Silver JK, Gilchrist LS, 2011, Cancer Rehabilitation with a Focus on Evidence-Based Outpatient Physical and Occupational Therapy Interventions. American Journal of Physical Medicine & Rehabilitation, 90(5): S5–S15.

Jemal A, Siegel R, Xu J, et al., 2010, Cancer Statistics, 2010. CA Cancer J Clin, 60(5): 277–300.

Nesvold I-L, Reinertsen KV, Fossa SD, et al., 2011, The Relation Between Arm/Shoulder Problems and Quality of Life in Breast Cancer Survivors: A Cross-Sectional and Longitudinal Study. Journal of Cancer Survivorship, 5(1): 62–72.

Peuckmann V, Ekholm O, Rasmussen N, et al., 2009, Chronic Pain and Other Sequelae in Long?Term Breast Cancer Survivors: Nationwide Survey in Denmark. European Journal of Pain, 13(5): 478–485.

Mascaro A, Farina M, Gigli R, et al., 2010, Recent Advances in the Surgical Care of Breast Cancer Patients. World J Surg Oncol, 8: 5.

Carpenter JS, Sloan P, Andrykowski MA, et al., 1999, Risk Factors for Pain After Mastectomy/Lumpectomy. Cancer Practice, 7(2): 66–70.

Pinto BM, Maruyama NC, 1999, Exercise in the Rehabilitation of Breast Cancer Survivors. Psychooncology, 8(3): 191–206.

Oldervoll L, Kaasa S, Hjermstad M, et al., 2004, Physical Exercise Results in the Improved Subjective Well-Being of a Few or Is Effective Rehabilitation for All Cancer Patients?. Eur J Cancer, 40(7): 951–962.

De Boer AGEM, Taskila TK, Tamminga SJ, et al., 2011, Interventions to Enhance Return-to-Work for Cancer Patients. Cochrane Database of Systematic Reviews, 2(2): CD007569.

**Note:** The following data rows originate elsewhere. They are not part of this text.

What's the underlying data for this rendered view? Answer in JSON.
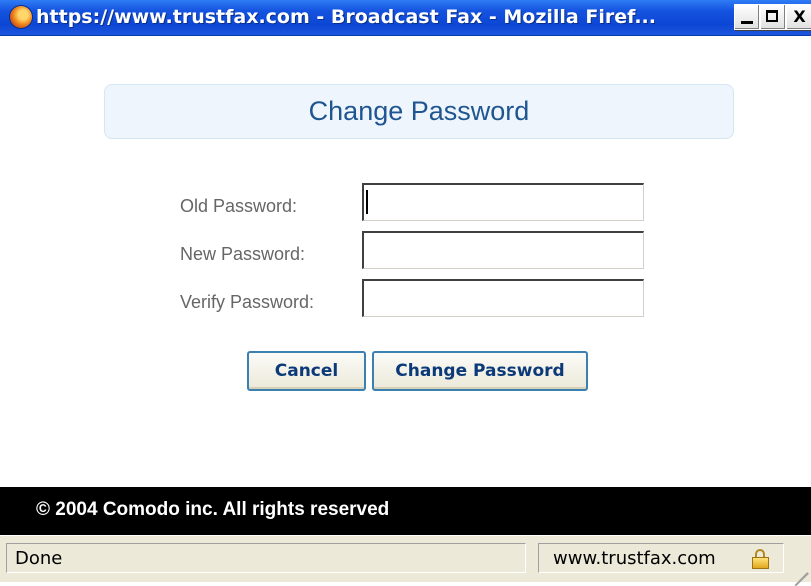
{
  "window": {
    "title": "https://www.trustfax.com - Broadcast Fax - Mozilla Firef...",
    "controls": {
      "minimize": "minimize",
      "maximize": "maximize",
      "close": "X"
    }
  },
  "page": {
    "heading": "Change Password",
    "form": {
      "old_password_label": "Old Password:",
      "new_password_label": "New Password:",
      "verify_password_label": "Verify Password:",
      "old_password_value": "",
      "new_password_value": "",
      "verify_password_value": ""
    },
    "buttons": {
      "cancel_label": "Cancel",
      "change_label": "Change Password"
    },
    "footer": "© 2004 Comodo inc. All rights reserved"
  },
  "statusbar": {
    "status": "Done",
    "domain": "www.trustfax.com",
    "security_icon": "lock-icon"
  },
  "colors": {
    "titlebar": "#0c46d4",
    "heading_text": "#1f5591",
    "heading_bg": "#eef5fc",
    "button_text": "#0c3a78",
    "button_border": "#3c7fb1",
    "footer_bg": "#000000"
  }
}
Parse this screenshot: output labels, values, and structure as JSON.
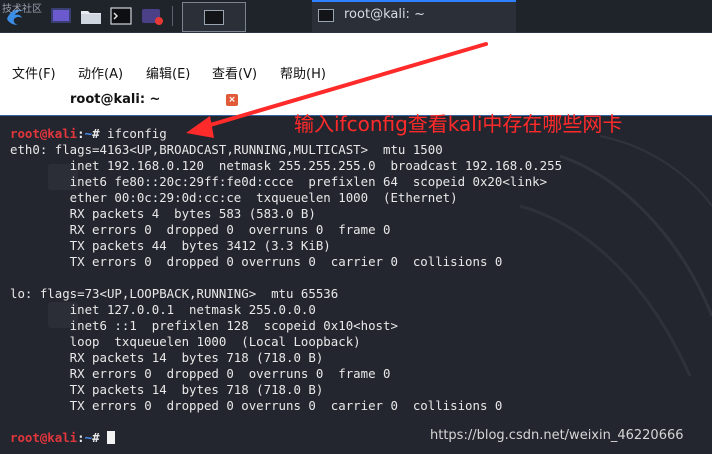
{
  "taskbar": {
    "corner_text": "技术社区",
    "icons": [
      "kali-dragon-icon",
      "desktop-icon",
      "folder-icon",
      "terminal-icon",
      "screen-recorder-icon"
    ],
    "window_title": "root@kali: ~"
  },
  "window": {
    "menu": [
      "文件(F)",
      "动作(A)",
      "编辑(E)",
      "查看(V)",
      "帮助(H)"
    ],
    "tab_title": "root@kali: ~",
    "tab_close": "×"
  },
  "terminal": {
    "prompt_user": "root@kali",
    "prompt_sep": ":",
    "prompt_path": "~",
    "prompt_hash": "# ",
    "command": "ifconfig",
    "output": [
      "eth0: flags=4163<UP,BROADCAST,RUNNING,MULTICAST>  mtu 1500",
      "        inet 192.168.0.120  netmask 255.255.255.0  broadcast 192.168.0.255",
      "        inet6 fe80::20c:29ff:fe0d:ccce  prefixlen 64  scopeid 0x20<link>",
      "        ether 00:0c:29:0d:cc:ce  txqueuelen 1000  (Ethernet)",
      "        RX packets 4  bytes 583 (583.0 B)",
      "        RX errors 0  dropped 0  overruns 0  frame 0",
      "        TX packets 44  bytes 3412 (3.3 KiB)",
      "        TX errors 0  dropped 0 overruns 0  carrier 0  collisions 0",
      "",
      "lo: flags=73<UP,LOOPBACK,RUNNING>  mtu 65536",
      "        inet 127.0.0.1  netmask 255.0.0.0",
      "        inet6 ::1  prefixlen 128  scopeid 0x10<host>",
      "        loop  txqueuelen 1000  (Local Loopback)",
      "        RX packets 14  bytes 718 (718.0 B)",
      "        RX errors 0  dropped 0  overruns 0  frame 0",
      "        TX packets 14  bytes 718 (718.0 B)",
      "        TX errors 0  dropped 0 overruns 0  carrier 0  collisions 0"
    ]
  },
  "annotation": {
    "text": "输入ifconfig查看kali中存在哪些网卡",
    "color": "#ff2a2a"
  },
  "watermark": "https://blog.csdn.net/weixin_46220666",
  "colors": {
    "prompt_user": "#e2363d",
    "prompt_path": "#4f8ef7",
    "terminal_bg": "#24262f",
    "accent": "#3465a4"
  }
}
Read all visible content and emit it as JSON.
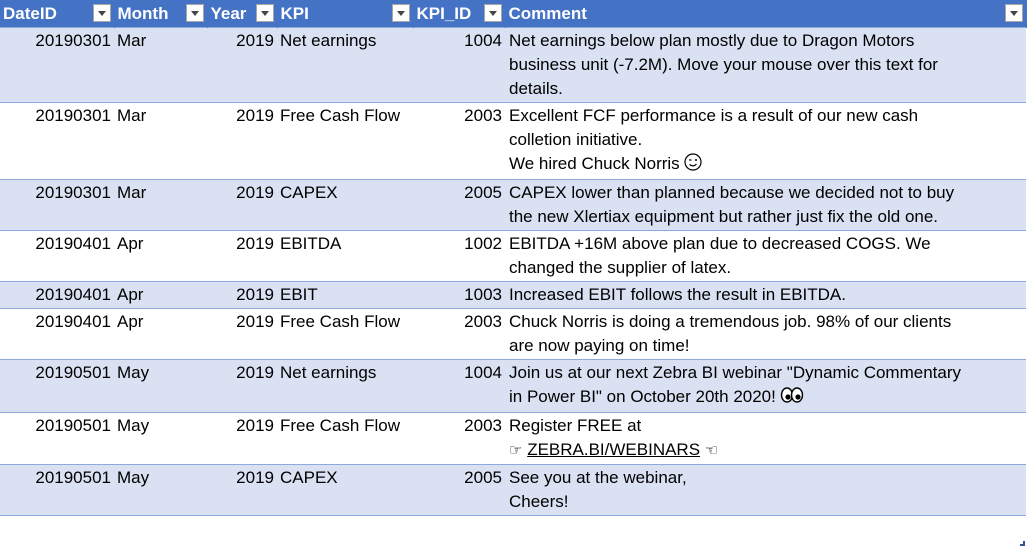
{
  "headers": [
    "DateID",
    "Month",
    "Year",
    "KPI",
    "KPI_ID",
    "Comment"
  ],
  "icons": {
    "filter": "filter-dropdown-icon",
    "wink": "winking-face-icon",
    "eyes": "eyes-icon",
    "point_right": "hand-pointing-right-icon",
    "point_left": "hand-pointing-left-icon"
  },
  "colors": {
    "header": "#4472c4",
    "band": "#d9e1f2",
    "border": "#8ea9db"
  },
  "rows": [
    {
      "date_id": "20190301",
      "month": "Mar",
      "year": "2019",
      "kpi": "Net earnings",
      "kpi_id": "1004",
      "comment": [
        "Net earnings below plan mostly due to Dragon Motors",
        "business unit (-7.2M). Move your mouse over this text for",
        "details."
      ]
    },
    {
      "date_id": "20190301",
      "month": "Mar",
      "year": "2019",
      "kpi": "Free Cash Flow",
      "kpi_id": "2003",
      "comment": [
        "Excellent FCF performance is a result of our new cash",
        "colletion initiative.",
        "We hired Chuck Norris"
      ]
    },
    {
      "date_id": "20190301",
      "month": "Mar",
      "year": "2019",
      "kpi": "CAPEX",
      "kpi_id": "2005",
      "comment": [
        "CAPEX lower than planned because we decided not to buy",
        "the new Xlertiax equipment but rather just fix the old one."
      ]
    },
    {
      "date_id": "20190401",
      "month": "Apr",
      "year": "2019",
      "kpi": "EBITDA",
      "kpi_id": "1002",
      "comment": [
        "EBITDA +16M above plan due to decreased COGS. We",
        "changed the supplier of latex."
      ]
    },
    {
      "date_id": "20190401",
      "month": "Apr",
      "year": "2019",
      "kpi": "EBIT",
      "kpi_id": "1003",
      "comment": [
        "Increased EBIT follows the result in EBITDA."
      ]
    },
    {
      "date_id": "20190401",
      "month": "Apr",
      "year": "2019",
      "kpi": "Free Cash Flow",
      "kpi_id": "2003",
      "comment": [
        "Chuck Norris is doing a tremendous  job. 98% of our clients",
        "are now paying on time!"
      ]
    },
    {
      "date_id": "20190501",
      "month": "May",
      "year": "2019",
      "kpi": "Net earnings",
      "kpi_id": "1004",
      "comment": [
        "Join us at our next Zebra BI webinar \"Dynamic Commentary",
        "in Power BI\" on October 20th 2020!"
      ]
    },
    {
      "date_id": "20190501",
      "month": "May",
      "year": "2019",
      "kpi": "Free Cash Flow",
      "kpi_id": "2003",
      "comment": [
        "Register FREE at",
        "ZEBRA.BI/WEBINARS"
      ]
    },
    {
      "date_id": "20190501",
      "month": "May",
      "year": "2019",
      "kpi": "CAPEX",
      "kpi_id": "2005",
      "comment": [
        "See you at the webinar,",
        "Cheers!"
      ]
    }
  ]
}
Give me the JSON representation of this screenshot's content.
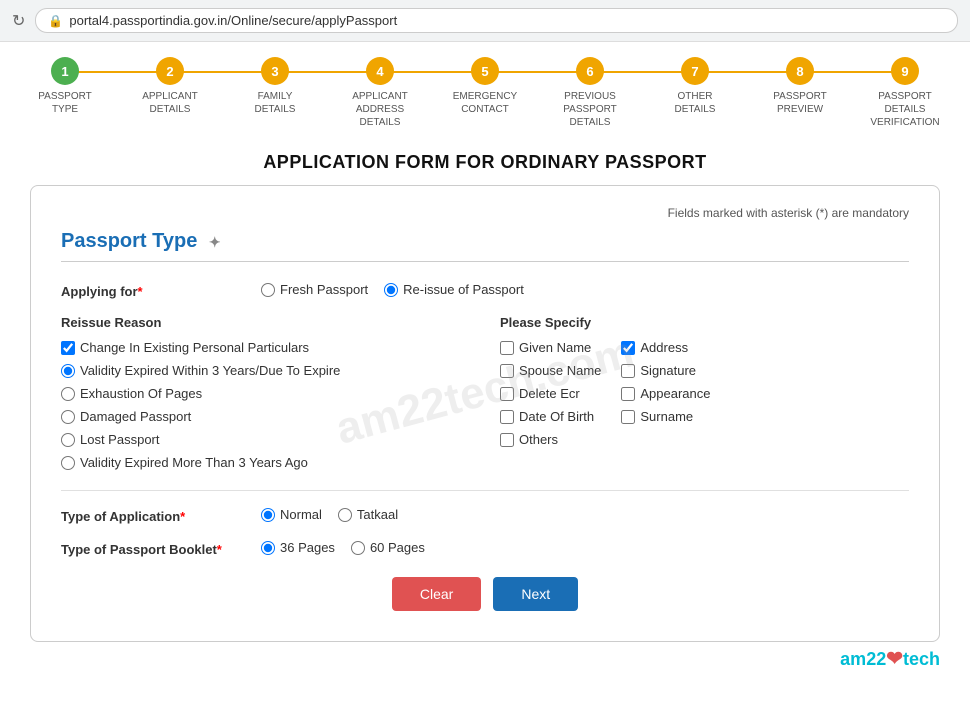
{
  "browser": {
    "url": "portal4.passportindia.gov.in/Online/secure/applyPassport",
    "refresh_icon": "↻",
    "lock_icon": "🔒"
  },
  "steps": [
    {
      "number": "1",
      "label": "PASSPORT TYPE",
      "status": "active"
    },
    {
      "number": "2",
      "label": "APPLICANT DETAILS",
      "status": "pending"
    },
    {
      "number": "3",
      "label": "FAMILY DETAILS",
      "status": "pending"
    },
    {
      "number": "4",
      "label": "APPLICANT ADDRESS DETAILS",
      "status": "pending"
    },
    {
      "number": "5",
      "label": "EMERGENCY CONTACT",
      "status": "pending"
    },
    {
      "number": "6",
      "label": "PREVIOUS PASSPORT DETAILS",
      "status": "pending"
    },
    {
      "number": "7",
      "label": "OTHER DETAILS",
      "status": "pending"
    },
    {
      "number": "8",
      "label": "PASSPORT PREVIEW",
      "status": "pending"
    },
    {
      "number": "9",
      "label": "PASSPORT DETAILS VERIFICATION",
      "status": "pending"
    }
  ],
  "page_title": "APPLICATION FORM FOR ORDINARY PASSPORT",
  "mandatory_note": "Fields marked with asterisk (*) are mandatory",
  "section_title": "Passport Type",
  "applying_for": {
    "label": "Applying for",
    "required": true,
    "options": [
      {
        "value": "fresh",
        "label": "Fresh Passport"
      },
      {
        "value": "reissue",
        "label": "Re-issue of Passport",
        "checked": true
      }
    ]
  },
  "reissue_reason": {
    "heading": "Reissue Reason",
    "options": [
      {
        "value": "change",
        "label": "Change In Existing Personal Particulars",
        "type": "checkbox",
        "checked": true
      },
      {
        "value": "validity3",
        "label": "Validity Expired Within 3 Years/Due To Expire",
        "type": "radio",
        "checked": true
      },
      {
        "value": "exhaustion",
        "label": "Exhaustion Of Pages",
        "type": "radio",
        "checked": false
      },
      {
        "value": "damaged",
        "label": "Damaged Passport",
        "type": "radio",
        "checked": false
      },
      {
        "value": "lost",
        "label": "Lost Passport",
        "type": "radio",
        "checked": false
      },
      {
        "value": "validity3plus",
        "label": "Validity Expired More Than 3 Years Ago",
        "type": "radio",
        "checked": false
      }
    ]
  },
  "please_specify": {
    "heading": "Please Specify",
    "col1": [
      {
        "value": "given_name",
        "label": "Given Name",
        "checked": false
      },
      {
        "value": "spouse_name",
        "label": "Spouse Name",
        "checked": false
      },
      {
        "value": "delete_ecr",
        "label": "Delete Ecr",
        "checked": false
      },
      {
        "value": "date_of_birth",
        "label": "Date Of Birth",
        "checked": false
      },
      {
        "value": "others",
        "label": "Others",
        "checked": false
      }
    ],
    "col2": [
      {
        "value": "address",
        "label": "Address",
        "checked": true
      },
      {
        "value": "signature",
        "label": "Signature",
        "checked": false
      },
      {
        "value": "appearance",
        "label": "Appearance",
        "checked": false
      },
      {
        "value": "surname",
        "label": "Surname",
        "checked": false
      }
    ]
  },
  "type_of_application": {
    "label": "Type of Application",
    "required": true,
    "options": [
      {
        "value": "normal",
        "label": "Normal",
        "checked": true
      },
      {
        "value": "tatkaal",
        "label": "Tatkaal",
        "checked": false
      }
    ]
  },
  "type_of_booklet": {
    "label": "Type of Passport Booklet",
    "required": true,
    "options": [
      {
        "value": "36",
        "label": "36 Pages",
        "checked": true
      },
      {
        "value": "60",
        "label": "60 Pages",
        "checked": false
      }
    ]
  },
  "buttons": {
    "clear": "Clear",
    "next": "Next"
  },
  "watermark": "am22tech.com",
  "branding": {
    "text": "am22tech",
    "heart": "❤"
  }
}
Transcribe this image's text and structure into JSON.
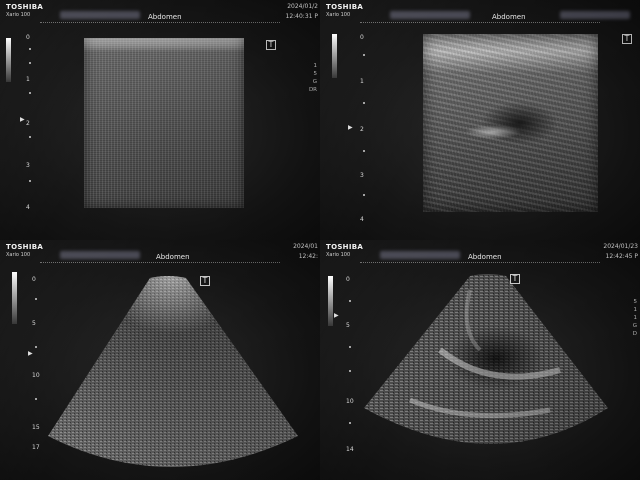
{
  "panels": [
    {
      "brand": "TOSHIBA",
      "model": "Xario 100",
      "title": "Abdomen",
      "date": "2024/01/2",
      "time": "12:40:31 P",
      "scale_labels": [
        "0",
        "1",
        "2",
        "3",
        "4"
      ],
      "side_text": [
        "1",
        "5",
        "G",
        "DR"
      ]
    },
    {
      "brand": "TOSHIBA",
      "model": "Xario 100",
      "title": "Abdomen",
      "date": "",
      "time": "",
      "scale_labels": [
        "0",
        "1",
        "2",
        "3",
        "4"
      ],
      "side_text": []
    },
    {
      "brand": "TOSHIBA",
      "model": "Xario 100",
      "title": "Abdomen",
      "date": "2024/01",
      "time": "12:42:",
      "scale_labels": [
        "0",
        "5",
        "10",
        "15",
        "17"
      ],
      "side_text": []
    },
    {
      "brand": "TOSHIBA",
      "model": "Xario 100",
      "title": "Abdomen",
      "date": "2024/01/23",
      "time": "12:42:45 P",
      "scale_labels": [
        "0",
        "5",
        "10",
        "14"
      ],
      "side_text": [
        "5",
        "1",
        "1",
        "G",
        "D"
      ]
    }
  ],
  "probe_mark": "T",
  "colors": {
    "background": "#0b0b0b",
    "text": "#e6e6e6",
    "graybar_top": "#ffffff"
  }
}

DeSantis C, Siegel R, Bandi P, et al., 2011, Breast Cancer Statistics, 2011. CA Cancer J Clin, 61(6): 409–418.

Lee TS, Kilbreath SL, Refshauge KM, et al., 2008, Prognosis of the Upper Limb Following Surgery and Radiation for Breast Cancer. Breast Cancer Research and Treatment, 110(1): 19–37.

Kilgour RD, Jones DH, Keyserlingk JR, 2008, Effectiveness of a Self-Administered, Home-Based Exercise Rehabilitation Program for Women Following a Modified Radical Mastectomy and Axillary Node Dissection: A Preliminary Study. Breast Cancer Research and Treatment, 109(2): 285–295.

Bonnema J, van Geel AN, Ligtenstein DA, et al., 1997, A Prospective Randomized Trial of High Versus Low Vacuum Drainage After Axillary Dissection for Breast Cancer. The American Journal of Surgery, 173(2): 76–79.

Gosselink R, Rouffaer L, Vanhelden P, et al., 2003, Recovery of Upper Limb Function After Axillary Dissection. Journal of Surgical Oncology, 83(4): 204–211.

McNeely ML, Binkley JM, Pusic AL, et al., 2012, A Prospective Model of Care for Breast Cancer Rehabilitation: Postoperative and Postreconstructive Issues. Cancer, 118(S8): 2226–2236.

Stubblefield MD, Bilsky MH, 2007, Barriers to Rehabilitation of the Neurosurgical Spine Cancer Patient. Journal of Surgical Oncology, 95(5): 419–426.

Duncan MA, Lotze MT, Gerber LH, et al., 1983, Incidence, Recovery, and Management of Serratus Anterior Muscle Palsy After Axillary Node Dissection. Physical Therapy, 63(8): 1243–1247.